They use that shifting of words, changing definitions that Orwell wrote about. For example, SLORC or State Law and Order Council. Their actual mission is to break laws and create disorder.

The name SLORC changed after a bit, just as names do in Newspeak. They changed to SPDC, State Peace and Development Council, whose mission it is to be violent and destroy. Eventually this name will change, and then finally there will some man from 1984, beating you to death, until you finally understand his logic. He holds up three fingers and says, “How many?” You answer, “five,” and he tells you that your mind is getting healthier every day.


This is Newspeak, and so we will speak new, today. That sort of thing.

Burma’s junta calls Burma The Union of Myanmar. Would you guess that it’s the same kind of union we have in America? No? No – and yes.

The Union of Burma is actually a bunch of warring clans. Each clan, each village, speaks a different language and has different customs.
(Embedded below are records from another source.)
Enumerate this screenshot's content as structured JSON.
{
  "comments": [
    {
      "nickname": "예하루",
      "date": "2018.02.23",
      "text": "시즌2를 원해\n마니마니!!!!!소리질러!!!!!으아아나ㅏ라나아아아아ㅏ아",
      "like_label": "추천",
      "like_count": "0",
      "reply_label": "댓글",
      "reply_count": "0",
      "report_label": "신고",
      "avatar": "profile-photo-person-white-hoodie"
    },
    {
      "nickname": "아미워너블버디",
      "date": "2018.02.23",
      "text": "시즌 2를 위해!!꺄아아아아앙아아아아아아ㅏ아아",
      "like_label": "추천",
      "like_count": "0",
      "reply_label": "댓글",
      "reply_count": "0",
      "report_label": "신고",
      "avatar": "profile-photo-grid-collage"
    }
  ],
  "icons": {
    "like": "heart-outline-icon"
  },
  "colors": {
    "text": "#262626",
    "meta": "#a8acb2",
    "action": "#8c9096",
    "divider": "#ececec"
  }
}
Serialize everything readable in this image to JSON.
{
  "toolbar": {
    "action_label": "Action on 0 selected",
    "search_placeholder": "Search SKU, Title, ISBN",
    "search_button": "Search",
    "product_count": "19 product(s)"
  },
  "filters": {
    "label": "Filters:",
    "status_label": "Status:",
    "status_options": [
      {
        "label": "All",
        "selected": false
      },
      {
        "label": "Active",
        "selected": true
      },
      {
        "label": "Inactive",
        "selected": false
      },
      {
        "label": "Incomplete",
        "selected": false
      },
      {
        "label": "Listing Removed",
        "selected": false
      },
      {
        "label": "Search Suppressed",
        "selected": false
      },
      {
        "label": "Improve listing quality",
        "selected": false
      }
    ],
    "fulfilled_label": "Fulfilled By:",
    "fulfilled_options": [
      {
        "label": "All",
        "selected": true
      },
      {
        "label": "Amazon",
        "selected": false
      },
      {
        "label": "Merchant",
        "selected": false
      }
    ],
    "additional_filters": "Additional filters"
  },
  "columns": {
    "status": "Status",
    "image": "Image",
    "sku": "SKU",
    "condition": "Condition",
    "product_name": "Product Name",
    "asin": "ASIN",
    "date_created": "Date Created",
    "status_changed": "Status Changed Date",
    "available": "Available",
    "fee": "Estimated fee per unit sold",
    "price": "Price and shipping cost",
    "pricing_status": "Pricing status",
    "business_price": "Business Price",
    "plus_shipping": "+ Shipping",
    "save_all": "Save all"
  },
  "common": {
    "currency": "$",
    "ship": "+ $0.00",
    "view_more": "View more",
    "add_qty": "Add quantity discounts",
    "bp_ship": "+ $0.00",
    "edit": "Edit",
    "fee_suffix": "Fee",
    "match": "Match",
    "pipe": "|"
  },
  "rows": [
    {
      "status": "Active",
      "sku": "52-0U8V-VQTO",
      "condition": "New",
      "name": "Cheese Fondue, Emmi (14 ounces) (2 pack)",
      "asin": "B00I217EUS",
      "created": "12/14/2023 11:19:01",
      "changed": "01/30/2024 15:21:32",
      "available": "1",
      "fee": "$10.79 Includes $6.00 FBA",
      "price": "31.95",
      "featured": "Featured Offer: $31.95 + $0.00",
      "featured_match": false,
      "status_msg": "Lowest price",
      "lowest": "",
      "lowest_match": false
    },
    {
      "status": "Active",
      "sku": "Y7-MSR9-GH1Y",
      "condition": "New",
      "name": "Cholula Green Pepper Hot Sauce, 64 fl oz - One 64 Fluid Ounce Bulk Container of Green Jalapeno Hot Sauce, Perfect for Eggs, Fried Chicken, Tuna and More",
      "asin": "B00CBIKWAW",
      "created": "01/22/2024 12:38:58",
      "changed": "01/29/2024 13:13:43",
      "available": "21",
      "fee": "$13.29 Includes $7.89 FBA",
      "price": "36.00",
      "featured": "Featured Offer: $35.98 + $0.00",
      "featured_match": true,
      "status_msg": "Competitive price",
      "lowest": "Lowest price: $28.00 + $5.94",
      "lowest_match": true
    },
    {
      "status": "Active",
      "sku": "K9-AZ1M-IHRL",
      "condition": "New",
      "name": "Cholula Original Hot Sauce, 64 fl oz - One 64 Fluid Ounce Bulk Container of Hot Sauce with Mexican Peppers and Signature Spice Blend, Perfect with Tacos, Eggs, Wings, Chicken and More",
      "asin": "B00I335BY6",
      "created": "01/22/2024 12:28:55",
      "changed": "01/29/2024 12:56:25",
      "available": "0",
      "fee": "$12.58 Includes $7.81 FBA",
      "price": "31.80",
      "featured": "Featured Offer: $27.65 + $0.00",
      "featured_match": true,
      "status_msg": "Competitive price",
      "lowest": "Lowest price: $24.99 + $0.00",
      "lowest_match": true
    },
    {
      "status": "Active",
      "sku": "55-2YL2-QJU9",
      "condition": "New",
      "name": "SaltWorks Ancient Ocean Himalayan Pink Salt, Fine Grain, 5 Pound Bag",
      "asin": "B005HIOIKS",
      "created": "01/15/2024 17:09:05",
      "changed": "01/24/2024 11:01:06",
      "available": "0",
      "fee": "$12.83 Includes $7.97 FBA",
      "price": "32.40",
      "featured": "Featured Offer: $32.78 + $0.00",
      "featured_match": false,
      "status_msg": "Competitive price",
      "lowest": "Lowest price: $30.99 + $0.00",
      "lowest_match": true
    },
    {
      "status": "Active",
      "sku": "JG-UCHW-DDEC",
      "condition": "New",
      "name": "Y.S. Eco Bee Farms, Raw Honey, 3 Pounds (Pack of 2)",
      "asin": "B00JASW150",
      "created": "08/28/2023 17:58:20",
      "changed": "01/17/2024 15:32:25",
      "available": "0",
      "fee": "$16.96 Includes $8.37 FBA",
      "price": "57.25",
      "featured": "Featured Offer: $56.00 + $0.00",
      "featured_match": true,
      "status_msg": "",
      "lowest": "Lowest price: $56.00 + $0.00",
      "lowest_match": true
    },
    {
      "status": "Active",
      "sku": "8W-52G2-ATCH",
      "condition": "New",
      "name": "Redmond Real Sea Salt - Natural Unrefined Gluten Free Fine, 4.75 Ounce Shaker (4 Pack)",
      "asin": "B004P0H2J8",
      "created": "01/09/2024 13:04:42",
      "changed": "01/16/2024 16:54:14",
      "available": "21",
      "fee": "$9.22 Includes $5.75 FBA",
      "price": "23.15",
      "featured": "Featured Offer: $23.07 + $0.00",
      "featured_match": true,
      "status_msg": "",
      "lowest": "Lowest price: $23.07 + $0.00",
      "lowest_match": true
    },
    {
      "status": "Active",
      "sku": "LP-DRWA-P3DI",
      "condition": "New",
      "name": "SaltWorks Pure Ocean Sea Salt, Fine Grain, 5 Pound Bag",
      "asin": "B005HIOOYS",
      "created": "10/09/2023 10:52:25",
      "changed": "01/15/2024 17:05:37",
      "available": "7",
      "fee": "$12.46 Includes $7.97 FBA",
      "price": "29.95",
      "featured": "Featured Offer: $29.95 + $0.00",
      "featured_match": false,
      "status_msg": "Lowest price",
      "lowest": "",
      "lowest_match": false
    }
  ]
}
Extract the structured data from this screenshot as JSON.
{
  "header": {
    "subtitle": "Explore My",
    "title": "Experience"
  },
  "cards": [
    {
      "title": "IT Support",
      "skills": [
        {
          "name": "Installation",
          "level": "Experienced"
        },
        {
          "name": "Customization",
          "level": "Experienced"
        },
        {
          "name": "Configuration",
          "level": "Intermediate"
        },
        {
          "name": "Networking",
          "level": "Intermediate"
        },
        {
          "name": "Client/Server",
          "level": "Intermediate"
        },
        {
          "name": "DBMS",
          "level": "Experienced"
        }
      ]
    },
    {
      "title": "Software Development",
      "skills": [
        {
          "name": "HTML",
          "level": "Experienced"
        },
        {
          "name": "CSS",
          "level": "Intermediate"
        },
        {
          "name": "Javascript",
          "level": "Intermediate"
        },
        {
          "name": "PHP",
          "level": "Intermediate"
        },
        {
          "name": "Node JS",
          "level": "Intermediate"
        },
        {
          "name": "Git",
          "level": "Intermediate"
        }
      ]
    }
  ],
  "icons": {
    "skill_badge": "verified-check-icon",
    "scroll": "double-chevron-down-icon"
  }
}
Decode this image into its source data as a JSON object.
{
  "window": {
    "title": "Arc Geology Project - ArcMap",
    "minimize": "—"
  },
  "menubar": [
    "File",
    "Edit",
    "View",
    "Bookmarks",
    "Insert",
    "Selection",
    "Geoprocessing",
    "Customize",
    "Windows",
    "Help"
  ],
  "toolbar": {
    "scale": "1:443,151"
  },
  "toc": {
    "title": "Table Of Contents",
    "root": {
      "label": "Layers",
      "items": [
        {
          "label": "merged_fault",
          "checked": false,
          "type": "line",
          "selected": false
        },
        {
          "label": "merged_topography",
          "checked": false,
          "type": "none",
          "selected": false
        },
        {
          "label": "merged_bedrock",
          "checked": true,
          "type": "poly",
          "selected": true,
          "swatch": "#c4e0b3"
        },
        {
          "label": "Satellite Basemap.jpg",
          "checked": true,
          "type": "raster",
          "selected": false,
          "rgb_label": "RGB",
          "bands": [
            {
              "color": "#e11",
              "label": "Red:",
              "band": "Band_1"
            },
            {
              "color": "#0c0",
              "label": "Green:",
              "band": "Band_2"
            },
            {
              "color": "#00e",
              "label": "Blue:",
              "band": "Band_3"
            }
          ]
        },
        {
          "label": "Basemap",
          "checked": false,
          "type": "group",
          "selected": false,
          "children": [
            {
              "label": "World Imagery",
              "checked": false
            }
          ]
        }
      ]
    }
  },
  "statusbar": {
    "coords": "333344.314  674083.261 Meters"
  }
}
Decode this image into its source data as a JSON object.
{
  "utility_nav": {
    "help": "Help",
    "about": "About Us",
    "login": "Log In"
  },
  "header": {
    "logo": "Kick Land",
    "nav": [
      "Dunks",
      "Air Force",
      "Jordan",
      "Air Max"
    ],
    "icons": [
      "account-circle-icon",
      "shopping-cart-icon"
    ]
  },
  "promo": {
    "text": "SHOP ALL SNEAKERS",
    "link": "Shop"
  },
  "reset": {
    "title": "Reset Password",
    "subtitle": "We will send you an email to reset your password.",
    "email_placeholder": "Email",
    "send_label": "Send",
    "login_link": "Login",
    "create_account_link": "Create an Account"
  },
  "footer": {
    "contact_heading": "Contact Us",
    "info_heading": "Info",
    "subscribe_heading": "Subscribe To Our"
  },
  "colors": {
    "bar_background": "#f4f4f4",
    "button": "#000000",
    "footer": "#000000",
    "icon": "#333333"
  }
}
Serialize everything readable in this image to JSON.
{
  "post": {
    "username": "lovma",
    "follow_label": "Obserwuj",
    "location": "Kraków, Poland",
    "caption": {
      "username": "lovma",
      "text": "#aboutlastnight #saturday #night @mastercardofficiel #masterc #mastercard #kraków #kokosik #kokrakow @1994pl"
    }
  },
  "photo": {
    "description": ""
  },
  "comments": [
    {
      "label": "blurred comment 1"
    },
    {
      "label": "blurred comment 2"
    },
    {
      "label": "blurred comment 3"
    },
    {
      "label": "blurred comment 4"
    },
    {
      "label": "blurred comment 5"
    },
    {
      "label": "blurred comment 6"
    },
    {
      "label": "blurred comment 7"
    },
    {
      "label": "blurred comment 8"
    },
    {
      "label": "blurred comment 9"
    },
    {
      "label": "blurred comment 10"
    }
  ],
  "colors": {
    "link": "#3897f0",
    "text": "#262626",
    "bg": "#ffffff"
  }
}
The communication difficulty creates culture shock and xenophobia, and so not only do the clans fight against one another, but each village hates the next village, each family hates the next family, and so on and so forth as it’s been since before written text, in them thar hills; Himalayan Hatfield and McCoy, Bloods and Crips, Blacks and Whites, so on and so forth.

On a national level the government promotes the kind of xenophobia that would make the folks at Fox News envious – with huge rallies against all outsiders at any level, whom they accuse of being, “democratic,” (which in Burma’s Newspeak, means to be a western colonial power like America or England).

Oh yes, the Burmese know all about Christopher Columbus.

The military leaders in the meantime do not allow any minority languages in the schools (like America’s English Only Laws).

This means each minority is bound to fail in school (like in America) because they only know the language that they spoke at home most of their lives, on some giant hill a three days walk from school. In each village the people have spoken nothing but clan languages for centuries and consider it a point of pride to maintain their identity (like minorities in America).

Language segregation has been used, successfully, by Burma’s rulers for centuries also, so it should be no wonder that George Orwell discovered his muse for three different novels, 1984, Animal Farm, and Burmese Days, in those jungly hill stations that Soi Min kept telling me me about.

To Be Continued…..